Exercise input Block Start
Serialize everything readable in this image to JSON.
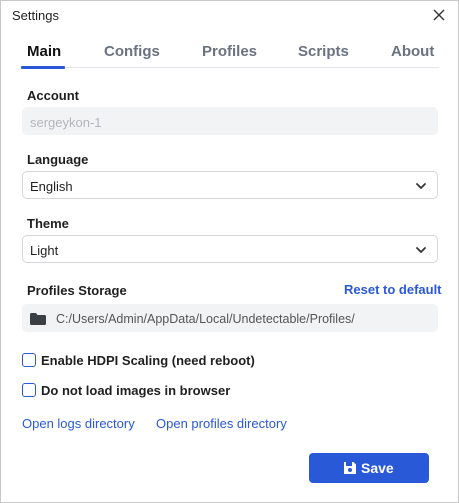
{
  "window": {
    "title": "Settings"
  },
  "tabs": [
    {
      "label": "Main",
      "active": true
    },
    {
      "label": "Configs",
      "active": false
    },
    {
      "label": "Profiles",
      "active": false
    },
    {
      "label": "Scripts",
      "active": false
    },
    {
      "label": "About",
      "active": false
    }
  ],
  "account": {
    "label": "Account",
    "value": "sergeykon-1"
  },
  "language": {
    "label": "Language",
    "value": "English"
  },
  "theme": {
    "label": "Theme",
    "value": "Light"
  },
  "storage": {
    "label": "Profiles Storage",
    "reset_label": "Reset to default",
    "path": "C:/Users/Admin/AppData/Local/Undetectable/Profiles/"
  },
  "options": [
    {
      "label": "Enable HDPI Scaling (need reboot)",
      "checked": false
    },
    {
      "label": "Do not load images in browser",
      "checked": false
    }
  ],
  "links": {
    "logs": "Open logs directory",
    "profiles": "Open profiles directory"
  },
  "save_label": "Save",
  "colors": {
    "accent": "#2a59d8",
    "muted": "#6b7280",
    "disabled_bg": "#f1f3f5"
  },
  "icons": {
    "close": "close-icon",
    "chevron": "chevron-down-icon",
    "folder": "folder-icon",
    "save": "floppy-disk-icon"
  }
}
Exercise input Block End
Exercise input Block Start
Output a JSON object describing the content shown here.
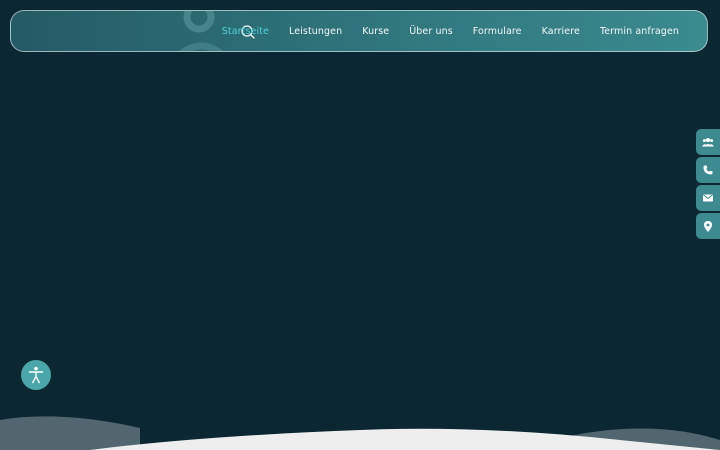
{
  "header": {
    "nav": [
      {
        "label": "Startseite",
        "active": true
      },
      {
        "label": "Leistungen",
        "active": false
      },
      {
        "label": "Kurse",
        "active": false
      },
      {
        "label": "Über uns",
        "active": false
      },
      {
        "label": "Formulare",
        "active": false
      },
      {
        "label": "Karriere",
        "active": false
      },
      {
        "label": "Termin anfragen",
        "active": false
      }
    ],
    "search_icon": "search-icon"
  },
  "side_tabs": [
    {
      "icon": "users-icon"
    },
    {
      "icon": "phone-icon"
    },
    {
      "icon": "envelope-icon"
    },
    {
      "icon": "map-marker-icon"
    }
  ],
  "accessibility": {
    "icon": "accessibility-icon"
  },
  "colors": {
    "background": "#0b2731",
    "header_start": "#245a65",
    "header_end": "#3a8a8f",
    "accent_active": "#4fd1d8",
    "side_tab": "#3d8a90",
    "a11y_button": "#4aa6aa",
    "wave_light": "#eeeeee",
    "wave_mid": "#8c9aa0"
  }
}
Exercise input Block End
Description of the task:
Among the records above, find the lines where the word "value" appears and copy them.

Task output:
    "value": "sergeykon-1"
    "value": "English"
    "value": "Light"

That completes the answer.